Selenium (200-400 mcg/day--don't overdo) I use a sodium selenite (yeast free). Selenium is supposed to be very beneficial for hypothyroidism. I believe this was crucial in stopping the mercury poisoning which may have put me into hypothyroidism. If you have any silver amalgam fillings, this is very important.
Chromium (200 mcg/day of chromium picolinate-don't overdo). This is very important in insulin formation which will stabilize blood sugar. Chromium is important to reduce body fat without losing muscle. Chromium deficiency leads to both hypothyroidism and diabetes.
Iodine in the form of Kelp (start with one tablet and work up to not more than 10 tablets a day--each tablet contains about 225 mcg of iodine). This is crucial. Iodine is excreted in sweat so supplement accordingly for exercise and in hot weather. There are also trace elements in kelp which are important. If you are very deficient in copper, you may experience hyper symptoms from taking kelp. Stop it until your copper gets built up and then try again very cautiously.
B-12 Get tested for a deficiency. If you've been a vegetarian or close to it for years, you could be very deficient. Without B-12 (cobalt) everything falls apart (anemia, etc.) I had to have shots to replenish my body's stores. This really helped.
Calcium/Magnesium People vary tremendously in how much they need and how well they absorb different forms. I've been using a citrate lately and it seems to absorb well.
Manganese (5 to 10 mg a day). An essential trace element to make thyroid hormone.
Iron (10-18 mg a day) Iron is important in thyroid hormone production.
Trace elements (follow directions) Try to find an ionic form of trace elements, but colloidal is better than nothing.
Vitamin E. (400 IU natural with mixed tocopherols). Assists progesterone production and thereby stimulates the thyroid.

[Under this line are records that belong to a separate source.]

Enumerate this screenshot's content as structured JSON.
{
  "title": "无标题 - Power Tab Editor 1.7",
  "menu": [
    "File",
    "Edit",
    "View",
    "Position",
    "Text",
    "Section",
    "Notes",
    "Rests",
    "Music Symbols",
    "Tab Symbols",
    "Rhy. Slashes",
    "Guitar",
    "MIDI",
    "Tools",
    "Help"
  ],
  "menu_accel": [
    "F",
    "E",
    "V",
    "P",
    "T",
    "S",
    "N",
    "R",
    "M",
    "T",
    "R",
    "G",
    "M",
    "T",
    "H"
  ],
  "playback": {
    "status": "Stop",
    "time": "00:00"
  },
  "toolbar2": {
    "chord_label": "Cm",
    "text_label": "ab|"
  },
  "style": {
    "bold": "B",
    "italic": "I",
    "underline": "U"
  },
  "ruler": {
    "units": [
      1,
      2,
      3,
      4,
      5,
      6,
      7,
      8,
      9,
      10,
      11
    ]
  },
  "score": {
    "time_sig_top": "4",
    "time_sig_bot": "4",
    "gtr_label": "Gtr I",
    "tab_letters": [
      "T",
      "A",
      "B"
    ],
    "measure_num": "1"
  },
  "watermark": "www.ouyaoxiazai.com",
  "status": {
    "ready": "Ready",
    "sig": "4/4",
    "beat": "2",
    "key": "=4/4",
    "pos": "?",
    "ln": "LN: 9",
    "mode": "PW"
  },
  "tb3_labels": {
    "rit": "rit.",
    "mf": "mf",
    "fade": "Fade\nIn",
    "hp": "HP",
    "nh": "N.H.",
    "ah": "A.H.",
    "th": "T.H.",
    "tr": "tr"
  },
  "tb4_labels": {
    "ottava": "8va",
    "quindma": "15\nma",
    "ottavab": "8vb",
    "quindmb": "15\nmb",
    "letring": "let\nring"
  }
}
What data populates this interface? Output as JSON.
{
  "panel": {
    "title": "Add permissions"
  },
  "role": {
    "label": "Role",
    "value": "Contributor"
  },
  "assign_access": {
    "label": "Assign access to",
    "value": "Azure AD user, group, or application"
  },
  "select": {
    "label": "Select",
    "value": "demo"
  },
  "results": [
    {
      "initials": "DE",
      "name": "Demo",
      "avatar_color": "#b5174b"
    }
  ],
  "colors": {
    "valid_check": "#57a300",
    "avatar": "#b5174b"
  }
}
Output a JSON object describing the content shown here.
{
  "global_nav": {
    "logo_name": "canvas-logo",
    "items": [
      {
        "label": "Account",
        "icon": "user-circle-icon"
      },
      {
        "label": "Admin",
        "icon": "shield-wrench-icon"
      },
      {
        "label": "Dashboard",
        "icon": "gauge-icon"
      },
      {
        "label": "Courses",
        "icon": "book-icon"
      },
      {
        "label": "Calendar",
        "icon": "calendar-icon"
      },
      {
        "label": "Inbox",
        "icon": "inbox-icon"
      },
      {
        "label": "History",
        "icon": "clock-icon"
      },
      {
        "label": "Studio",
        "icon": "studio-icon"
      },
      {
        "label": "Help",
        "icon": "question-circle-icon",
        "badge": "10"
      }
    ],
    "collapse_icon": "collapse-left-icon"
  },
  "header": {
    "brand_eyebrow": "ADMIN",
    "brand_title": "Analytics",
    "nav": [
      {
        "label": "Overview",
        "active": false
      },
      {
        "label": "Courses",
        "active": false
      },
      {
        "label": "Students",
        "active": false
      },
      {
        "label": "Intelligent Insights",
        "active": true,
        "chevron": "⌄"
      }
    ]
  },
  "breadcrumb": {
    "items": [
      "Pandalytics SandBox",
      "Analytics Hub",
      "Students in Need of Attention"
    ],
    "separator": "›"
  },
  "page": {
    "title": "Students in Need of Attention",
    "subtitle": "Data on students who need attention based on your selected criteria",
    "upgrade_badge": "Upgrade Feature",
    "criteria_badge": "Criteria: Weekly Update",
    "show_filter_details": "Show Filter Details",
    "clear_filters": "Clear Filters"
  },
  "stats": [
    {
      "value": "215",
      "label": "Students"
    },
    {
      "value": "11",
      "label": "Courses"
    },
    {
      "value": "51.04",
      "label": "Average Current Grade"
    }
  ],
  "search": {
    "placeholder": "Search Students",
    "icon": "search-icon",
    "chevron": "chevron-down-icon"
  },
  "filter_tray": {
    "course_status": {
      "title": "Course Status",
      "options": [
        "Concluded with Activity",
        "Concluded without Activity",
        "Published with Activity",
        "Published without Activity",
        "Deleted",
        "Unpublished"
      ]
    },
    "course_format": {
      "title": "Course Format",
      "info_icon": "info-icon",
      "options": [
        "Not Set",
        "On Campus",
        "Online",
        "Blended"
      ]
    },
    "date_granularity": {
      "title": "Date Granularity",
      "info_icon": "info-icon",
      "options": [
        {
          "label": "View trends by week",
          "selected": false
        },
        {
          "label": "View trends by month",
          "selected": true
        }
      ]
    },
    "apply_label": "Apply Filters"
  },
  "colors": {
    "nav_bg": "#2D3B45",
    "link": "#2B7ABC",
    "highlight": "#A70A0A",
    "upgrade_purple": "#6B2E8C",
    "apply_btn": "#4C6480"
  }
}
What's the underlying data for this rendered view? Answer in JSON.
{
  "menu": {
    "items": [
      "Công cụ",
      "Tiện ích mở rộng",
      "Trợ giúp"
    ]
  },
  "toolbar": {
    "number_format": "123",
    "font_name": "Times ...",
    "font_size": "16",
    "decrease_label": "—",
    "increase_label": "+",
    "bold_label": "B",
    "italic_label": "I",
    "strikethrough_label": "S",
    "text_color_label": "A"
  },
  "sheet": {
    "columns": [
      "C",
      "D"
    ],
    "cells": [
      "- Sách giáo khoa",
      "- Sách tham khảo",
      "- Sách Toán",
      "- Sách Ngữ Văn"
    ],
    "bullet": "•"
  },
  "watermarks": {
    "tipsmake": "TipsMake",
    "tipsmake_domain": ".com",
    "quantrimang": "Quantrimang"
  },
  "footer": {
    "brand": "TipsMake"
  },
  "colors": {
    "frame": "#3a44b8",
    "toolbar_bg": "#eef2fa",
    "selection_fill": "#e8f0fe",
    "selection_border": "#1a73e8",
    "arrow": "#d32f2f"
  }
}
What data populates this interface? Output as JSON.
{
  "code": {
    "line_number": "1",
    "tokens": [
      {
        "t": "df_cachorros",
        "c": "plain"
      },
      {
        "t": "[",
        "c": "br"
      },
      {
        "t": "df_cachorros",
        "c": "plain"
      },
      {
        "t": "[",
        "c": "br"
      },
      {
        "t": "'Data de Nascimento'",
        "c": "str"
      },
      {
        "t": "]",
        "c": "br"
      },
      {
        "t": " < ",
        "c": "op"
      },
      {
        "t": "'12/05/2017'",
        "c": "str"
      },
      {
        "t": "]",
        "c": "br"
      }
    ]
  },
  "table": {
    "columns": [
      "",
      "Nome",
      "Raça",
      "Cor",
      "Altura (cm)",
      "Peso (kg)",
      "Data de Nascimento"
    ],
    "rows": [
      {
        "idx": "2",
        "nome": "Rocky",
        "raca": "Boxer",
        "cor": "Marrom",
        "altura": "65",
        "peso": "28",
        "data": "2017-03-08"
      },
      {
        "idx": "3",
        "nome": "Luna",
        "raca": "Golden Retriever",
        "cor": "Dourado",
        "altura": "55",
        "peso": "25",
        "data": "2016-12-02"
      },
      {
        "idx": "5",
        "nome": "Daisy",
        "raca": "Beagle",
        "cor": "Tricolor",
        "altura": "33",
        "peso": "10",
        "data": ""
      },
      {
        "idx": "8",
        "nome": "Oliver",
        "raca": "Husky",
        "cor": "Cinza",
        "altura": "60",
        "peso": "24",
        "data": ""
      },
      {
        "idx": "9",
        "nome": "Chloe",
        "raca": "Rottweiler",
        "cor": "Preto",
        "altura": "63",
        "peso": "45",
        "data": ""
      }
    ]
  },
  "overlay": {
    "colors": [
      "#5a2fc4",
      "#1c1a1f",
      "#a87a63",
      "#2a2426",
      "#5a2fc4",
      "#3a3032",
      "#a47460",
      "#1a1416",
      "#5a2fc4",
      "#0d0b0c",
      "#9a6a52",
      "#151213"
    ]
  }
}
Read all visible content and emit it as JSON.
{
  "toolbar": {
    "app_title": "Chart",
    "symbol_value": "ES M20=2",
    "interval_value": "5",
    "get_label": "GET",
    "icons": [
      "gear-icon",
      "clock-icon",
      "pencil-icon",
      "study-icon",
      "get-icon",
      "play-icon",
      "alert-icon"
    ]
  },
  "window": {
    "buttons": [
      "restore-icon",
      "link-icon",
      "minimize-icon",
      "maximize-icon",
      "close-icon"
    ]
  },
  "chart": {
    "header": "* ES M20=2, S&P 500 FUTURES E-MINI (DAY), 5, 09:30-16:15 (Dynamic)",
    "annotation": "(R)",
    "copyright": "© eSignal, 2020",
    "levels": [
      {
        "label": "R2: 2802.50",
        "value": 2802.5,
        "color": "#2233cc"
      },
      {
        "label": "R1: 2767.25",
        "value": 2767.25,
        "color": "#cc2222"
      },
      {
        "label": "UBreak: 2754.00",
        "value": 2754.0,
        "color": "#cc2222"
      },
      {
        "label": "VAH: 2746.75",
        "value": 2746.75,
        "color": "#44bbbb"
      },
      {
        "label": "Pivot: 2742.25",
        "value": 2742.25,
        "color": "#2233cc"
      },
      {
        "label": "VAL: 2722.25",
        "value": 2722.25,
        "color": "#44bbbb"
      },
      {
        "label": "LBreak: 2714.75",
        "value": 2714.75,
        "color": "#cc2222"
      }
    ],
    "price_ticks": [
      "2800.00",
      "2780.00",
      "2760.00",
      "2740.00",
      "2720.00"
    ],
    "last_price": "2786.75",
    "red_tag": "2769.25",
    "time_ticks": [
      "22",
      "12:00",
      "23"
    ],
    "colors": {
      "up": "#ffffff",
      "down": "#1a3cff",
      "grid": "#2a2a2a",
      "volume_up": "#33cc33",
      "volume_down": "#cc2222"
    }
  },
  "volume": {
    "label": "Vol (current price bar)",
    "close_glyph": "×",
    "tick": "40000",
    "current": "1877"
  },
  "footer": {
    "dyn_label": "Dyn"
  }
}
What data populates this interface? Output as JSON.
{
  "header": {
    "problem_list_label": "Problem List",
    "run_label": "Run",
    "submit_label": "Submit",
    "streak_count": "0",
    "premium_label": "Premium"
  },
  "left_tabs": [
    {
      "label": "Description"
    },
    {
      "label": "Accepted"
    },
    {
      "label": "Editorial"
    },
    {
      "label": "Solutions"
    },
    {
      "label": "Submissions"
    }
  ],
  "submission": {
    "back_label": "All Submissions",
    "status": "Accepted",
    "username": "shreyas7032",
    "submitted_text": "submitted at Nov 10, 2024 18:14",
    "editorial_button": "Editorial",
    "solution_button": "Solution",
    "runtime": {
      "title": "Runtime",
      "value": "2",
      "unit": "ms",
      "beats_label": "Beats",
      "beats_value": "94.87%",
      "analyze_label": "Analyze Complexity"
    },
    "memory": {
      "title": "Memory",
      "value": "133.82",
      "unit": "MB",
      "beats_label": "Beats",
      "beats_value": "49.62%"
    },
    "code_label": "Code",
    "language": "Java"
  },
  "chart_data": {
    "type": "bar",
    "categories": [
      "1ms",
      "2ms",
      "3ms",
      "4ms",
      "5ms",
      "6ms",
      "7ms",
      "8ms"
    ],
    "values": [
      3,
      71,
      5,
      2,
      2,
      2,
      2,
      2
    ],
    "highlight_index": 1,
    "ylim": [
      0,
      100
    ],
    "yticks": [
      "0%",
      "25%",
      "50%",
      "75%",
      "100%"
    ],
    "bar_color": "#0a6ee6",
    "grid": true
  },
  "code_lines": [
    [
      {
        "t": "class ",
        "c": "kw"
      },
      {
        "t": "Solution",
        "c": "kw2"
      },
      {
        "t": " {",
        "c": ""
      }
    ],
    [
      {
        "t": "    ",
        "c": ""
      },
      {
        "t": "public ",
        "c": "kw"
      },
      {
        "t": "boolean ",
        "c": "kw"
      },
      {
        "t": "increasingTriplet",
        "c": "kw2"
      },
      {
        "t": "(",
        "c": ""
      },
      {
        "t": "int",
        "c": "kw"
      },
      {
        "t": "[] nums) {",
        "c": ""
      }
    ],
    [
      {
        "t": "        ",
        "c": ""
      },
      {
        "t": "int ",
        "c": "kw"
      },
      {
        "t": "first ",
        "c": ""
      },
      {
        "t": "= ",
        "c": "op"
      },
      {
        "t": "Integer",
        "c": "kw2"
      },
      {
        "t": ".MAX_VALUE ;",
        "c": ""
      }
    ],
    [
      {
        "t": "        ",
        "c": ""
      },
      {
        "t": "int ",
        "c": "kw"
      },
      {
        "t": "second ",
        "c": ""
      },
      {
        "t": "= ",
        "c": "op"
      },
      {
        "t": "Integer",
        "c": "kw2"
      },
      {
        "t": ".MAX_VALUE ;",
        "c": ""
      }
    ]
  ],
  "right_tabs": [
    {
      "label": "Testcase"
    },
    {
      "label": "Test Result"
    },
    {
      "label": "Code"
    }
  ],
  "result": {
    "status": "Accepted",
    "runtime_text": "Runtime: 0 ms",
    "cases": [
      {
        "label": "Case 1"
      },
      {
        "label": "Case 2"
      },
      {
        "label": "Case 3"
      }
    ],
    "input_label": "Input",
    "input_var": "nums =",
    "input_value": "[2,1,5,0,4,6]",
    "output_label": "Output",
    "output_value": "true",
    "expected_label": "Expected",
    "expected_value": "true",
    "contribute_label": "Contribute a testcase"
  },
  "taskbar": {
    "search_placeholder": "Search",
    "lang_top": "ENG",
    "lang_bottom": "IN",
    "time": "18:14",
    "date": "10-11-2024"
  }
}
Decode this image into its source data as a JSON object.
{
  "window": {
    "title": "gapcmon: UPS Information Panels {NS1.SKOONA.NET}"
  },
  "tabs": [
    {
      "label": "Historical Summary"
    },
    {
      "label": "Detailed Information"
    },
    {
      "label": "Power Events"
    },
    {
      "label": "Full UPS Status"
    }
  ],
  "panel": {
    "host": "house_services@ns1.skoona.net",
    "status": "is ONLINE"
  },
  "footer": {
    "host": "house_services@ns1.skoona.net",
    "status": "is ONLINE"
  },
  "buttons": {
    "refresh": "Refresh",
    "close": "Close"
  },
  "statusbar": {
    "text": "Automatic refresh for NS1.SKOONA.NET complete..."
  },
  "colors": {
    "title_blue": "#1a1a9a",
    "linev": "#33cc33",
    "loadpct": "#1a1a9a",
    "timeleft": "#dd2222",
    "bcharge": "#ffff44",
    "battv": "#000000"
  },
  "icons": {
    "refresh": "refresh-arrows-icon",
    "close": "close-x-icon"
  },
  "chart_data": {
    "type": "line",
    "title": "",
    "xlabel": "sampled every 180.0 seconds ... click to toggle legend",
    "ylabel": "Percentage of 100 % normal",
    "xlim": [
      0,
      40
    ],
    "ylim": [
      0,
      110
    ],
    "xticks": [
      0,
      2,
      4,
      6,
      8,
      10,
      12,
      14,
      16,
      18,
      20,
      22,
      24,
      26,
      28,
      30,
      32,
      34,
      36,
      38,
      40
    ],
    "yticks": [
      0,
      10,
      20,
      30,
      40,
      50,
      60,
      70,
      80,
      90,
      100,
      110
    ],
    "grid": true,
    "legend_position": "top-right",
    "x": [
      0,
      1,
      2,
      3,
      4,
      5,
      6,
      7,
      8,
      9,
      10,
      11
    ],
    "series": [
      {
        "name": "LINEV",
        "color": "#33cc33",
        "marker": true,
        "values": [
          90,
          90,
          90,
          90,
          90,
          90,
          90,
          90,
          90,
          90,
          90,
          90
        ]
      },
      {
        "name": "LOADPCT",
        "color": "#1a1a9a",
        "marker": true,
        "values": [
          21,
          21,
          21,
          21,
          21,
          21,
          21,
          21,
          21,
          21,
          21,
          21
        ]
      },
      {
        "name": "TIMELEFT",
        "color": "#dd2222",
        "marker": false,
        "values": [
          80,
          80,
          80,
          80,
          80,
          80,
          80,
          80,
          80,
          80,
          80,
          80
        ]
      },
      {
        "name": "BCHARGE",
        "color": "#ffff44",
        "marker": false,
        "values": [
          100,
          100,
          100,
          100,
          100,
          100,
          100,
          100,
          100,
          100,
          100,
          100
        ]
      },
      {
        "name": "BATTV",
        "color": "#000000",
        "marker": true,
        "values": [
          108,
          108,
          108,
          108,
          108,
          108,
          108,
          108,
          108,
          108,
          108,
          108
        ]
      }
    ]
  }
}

Don't take more than 400 IU per day, and take it in the morning. If you've never taken E before start with no more than 100 IU per day.
B-complex-50 mg. Each B vitamin seems to facilitate the utilization of specific minerals. Zinc is facilitated by vitamin B-6, so you may want to try extra B-6 to increase zinc metabolism.
Niacin (100 mg a day). B complexes and multiples have niacinamide, which is a synthetic niacin. I feel that niacin addition is essential. Niacin seems to increase serotonin production, assists mineral metabolism, and increases the production of sex hormones which stimulate the thyroid.
Seafood--Essential to provide protein and essential trace elements. Minerals are transported to the cells by amino acid transporters, so without sufficient protein in the diet, minerals may not get to the cells.